It would be impossible to know every computer-related term. However, familiarizing yourself with the top computer-related terms is another great way to learn more about computers.

Computer history

The history of computers and how they have progressed over the years is another great way get a better understanding of computers. We've listed several thousand key events in our computer history section and list hundreds of computer pioneers who have made the computer industry what it is today.

Keep informed

Computers and their hardware and related software are constantly evolving. Try to keep as up-to-date as possible by reading computer-related news, blogs, RSS feeds, newsletters, forums, and following computer people on social networking sites like Twitter.

Computer quiz

Ready to test yourself and learn more about computers at the same time? Take the Computer Hope quiz, which contains hundreds of computer-related questions. After each question is answered, a brief description of the answer is given, as well as additional information and related links. When the quiz is completed, you'll get a complete overview of what categories you may need to learn more about and links to where you can find that information.

Free college courses

Many of the big colleges and universities have posted free online courses that can be watched by anyone, covering a wide range of computer-related topics. Watching these online can give you a similar education to what you may get by going to school.

Online free books

There are hundreds of thousands of online computer books and computer-related e-books that can be downloaded.

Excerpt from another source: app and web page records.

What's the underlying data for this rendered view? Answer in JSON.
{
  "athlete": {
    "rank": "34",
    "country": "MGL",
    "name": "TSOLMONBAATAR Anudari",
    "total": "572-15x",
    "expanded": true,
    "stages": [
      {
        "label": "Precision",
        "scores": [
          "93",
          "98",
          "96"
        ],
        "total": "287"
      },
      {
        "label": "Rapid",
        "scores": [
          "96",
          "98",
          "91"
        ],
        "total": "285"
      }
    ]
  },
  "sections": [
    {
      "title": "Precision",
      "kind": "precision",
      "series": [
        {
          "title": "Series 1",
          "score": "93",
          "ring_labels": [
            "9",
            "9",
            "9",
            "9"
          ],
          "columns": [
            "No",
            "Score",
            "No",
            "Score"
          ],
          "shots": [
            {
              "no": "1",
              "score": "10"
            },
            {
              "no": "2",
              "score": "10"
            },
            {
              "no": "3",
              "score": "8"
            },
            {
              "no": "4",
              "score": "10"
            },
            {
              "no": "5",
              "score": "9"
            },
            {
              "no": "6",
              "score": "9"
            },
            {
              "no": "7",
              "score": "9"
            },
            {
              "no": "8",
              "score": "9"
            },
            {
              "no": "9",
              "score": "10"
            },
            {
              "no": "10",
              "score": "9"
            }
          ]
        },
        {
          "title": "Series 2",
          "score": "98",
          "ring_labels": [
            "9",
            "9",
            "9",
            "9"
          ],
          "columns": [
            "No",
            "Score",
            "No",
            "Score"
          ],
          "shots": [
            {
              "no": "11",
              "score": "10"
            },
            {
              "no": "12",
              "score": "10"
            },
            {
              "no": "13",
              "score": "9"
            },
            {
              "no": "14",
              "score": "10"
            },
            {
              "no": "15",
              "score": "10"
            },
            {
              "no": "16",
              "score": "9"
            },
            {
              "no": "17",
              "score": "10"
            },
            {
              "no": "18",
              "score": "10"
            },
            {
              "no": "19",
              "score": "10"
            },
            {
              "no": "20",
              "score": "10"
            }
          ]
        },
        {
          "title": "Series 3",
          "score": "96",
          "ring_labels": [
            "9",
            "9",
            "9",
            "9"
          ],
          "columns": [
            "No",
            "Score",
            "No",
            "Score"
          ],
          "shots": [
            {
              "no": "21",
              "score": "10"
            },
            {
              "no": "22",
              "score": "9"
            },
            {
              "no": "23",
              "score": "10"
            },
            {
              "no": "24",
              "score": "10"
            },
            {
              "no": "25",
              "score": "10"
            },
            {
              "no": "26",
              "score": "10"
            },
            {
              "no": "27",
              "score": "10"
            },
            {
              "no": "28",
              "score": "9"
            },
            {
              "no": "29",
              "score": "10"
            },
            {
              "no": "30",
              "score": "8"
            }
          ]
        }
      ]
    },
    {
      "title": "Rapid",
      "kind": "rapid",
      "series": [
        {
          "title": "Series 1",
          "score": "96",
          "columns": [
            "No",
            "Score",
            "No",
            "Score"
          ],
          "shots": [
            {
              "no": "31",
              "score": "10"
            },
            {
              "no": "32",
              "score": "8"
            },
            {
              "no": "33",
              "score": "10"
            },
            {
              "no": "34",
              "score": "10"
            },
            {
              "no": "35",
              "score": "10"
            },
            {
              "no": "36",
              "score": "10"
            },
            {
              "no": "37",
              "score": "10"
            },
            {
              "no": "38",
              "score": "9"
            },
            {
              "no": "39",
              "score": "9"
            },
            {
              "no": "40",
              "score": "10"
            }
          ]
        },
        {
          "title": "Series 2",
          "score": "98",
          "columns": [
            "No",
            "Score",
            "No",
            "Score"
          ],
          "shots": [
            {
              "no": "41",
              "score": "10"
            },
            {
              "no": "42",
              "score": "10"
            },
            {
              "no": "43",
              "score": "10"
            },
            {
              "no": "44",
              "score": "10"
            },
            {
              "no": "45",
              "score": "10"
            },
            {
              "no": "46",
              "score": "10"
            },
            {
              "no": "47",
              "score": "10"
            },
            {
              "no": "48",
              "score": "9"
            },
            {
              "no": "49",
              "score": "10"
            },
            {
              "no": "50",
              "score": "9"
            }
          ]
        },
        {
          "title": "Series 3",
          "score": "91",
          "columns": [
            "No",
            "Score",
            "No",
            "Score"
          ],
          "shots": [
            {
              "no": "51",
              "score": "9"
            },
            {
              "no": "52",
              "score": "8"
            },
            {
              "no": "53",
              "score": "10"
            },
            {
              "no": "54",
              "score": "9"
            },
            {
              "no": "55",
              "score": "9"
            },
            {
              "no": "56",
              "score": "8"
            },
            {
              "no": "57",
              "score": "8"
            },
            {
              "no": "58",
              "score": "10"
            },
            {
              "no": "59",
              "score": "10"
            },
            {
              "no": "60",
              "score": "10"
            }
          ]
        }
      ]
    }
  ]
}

See the eBook definition for a full listing of places to find books online for free and legally.